**** Study material

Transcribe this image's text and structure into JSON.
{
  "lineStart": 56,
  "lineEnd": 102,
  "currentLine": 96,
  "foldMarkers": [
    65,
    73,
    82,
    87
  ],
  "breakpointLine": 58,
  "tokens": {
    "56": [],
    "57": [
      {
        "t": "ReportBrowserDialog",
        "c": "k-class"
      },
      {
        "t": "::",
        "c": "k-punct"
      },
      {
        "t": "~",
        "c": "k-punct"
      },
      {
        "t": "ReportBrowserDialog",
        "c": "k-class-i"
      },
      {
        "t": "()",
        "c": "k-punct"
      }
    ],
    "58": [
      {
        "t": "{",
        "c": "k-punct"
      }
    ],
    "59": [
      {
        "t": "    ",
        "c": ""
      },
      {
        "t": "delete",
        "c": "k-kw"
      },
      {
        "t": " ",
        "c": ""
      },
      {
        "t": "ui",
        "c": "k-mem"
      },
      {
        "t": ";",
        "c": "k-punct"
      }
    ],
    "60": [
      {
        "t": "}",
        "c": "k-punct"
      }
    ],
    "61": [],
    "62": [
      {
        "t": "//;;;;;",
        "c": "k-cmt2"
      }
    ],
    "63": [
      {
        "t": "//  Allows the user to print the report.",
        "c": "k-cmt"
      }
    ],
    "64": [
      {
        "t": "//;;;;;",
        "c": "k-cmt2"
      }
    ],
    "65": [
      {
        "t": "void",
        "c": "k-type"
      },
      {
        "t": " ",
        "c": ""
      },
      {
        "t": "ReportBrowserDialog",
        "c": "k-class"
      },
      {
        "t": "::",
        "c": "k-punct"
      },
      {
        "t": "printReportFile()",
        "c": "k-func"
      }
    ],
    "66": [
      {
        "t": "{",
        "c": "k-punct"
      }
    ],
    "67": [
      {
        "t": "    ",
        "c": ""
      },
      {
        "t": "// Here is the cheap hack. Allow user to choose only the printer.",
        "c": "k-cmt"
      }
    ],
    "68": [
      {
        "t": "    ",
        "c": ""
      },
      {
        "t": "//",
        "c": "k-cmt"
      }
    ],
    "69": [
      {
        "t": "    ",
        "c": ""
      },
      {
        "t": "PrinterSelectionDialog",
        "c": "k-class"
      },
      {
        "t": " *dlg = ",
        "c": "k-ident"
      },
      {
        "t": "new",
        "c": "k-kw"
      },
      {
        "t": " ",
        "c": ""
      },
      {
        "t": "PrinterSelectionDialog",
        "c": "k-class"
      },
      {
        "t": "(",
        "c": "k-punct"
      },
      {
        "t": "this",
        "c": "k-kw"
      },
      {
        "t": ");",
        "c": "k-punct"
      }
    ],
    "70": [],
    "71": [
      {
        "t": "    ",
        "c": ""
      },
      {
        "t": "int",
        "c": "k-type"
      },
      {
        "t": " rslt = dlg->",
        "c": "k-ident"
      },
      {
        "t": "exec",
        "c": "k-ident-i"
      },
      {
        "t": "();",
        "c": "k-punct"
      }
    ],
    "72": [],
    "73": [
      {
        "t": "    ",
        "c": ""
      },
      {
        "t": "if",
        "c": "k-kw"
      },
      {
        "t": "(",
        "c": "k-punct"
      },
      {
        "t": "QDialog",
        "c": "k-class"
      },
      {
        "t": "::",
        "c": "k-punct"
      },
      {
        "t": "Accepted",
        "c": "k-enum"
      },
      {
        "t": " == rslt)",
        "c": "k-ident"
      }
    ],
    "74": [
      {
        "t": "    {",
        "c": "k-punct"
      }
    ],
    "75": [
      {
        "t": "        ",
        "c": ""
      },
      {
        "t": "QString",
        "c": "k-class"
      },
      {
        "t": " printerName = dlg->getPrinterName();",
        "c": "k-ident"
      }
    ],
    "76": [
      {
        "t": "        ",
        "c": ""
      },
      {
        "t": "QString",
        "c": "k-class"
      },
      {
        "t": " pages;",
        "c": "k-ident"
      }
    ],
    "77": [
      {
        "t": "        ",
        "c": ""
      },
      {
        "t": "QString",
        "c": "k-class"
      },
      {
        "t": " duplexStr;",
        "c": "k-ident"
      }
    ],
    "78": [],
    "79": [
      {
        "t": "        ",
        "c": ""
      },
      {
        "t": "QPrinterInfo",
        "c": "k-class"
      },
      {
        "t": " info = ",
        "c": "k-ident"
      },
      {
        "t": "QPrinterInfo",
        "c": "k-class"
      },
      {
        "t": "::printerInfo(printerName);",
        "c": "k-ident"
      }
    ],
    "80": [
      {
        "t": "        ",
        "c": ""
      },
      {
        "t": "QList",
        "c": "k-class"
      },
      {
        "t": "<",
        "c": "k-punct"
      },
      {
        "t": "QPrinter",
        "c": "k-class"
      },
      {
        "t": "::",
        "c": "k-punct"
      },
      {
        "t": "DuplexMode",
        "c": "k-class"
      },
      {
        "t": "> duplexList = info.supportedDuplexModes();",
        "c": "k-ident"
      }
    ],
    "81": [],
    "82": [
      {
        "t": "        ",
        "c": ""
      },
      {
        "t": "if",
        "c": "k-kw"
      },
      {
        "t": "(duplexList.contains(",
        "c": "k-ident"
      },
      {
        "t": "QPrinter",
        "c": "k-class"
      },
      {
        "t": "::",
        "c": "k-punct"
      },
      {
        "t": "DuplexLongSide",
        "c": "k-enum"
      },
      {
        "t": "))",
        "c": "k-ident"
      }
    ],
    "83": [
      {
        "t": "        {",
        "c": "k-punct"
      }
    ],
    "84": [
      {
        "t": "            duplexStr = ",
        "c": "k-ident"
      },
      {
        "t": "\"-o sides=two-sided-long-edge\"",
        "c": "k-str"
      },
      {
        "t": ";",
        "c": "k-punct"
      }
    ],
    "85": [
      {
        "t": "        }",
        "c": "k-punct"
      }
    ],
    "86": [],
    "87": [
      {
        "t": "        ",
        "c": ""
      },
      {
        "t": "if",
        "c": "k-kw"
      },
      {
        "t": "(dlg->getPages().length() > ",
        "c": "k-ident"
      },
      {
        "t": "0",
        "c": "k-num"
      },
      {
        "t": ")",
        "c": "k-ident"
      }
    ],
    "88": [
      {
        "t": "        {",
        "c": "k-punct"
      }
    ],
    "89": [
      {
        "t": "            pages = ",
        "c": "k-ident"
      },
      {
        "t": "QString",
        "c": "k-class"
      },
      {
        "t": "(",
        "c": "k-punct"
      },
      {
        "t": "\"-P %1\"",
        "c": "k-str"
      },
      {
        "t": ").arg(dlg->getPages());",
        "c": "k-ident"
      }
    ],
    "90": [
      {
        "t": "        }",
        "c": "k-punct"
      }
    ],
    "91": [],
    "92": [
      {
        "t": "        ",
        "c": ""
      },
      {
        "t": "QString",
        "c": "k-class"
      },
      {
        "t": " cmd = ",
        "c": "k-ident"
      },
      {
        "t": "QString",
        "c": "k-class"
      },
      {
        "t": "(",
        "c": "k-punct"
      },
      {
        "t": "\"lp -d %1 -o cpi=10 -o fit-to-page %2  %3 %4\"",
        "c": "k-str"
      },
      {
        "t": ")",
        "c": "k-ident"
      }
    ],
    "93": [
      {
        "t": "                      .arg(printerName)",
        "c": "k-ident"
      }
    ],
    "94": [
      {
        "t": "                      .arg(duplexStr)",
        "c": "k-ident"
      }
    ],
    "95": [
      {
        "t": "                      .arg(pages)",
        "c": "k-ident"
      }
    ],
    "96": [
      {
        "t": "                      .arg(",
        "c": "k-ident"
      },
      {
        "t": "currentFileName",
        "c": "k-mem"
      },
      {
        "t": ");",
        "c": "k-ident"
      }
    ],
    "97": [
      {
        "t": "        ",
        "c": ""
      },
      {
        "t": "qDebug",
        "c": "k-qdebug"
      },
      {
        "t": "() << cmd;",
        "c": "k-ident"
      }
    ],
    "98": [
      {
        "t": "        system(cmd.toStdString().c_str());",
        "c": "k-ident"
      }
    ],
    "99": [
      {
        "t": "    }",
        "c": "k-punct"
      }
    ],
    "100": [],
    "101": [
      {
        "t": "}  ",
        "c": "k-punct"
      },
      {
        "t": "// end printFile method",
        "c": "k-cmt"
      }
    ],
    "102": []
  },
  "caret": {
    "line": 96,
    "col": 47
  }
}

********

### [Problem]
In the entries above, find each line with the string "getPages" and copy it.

### [Output of the task]
        "t": "(dlg->getPages().length() > ",
        "t": ").arg(dlg->getPages());",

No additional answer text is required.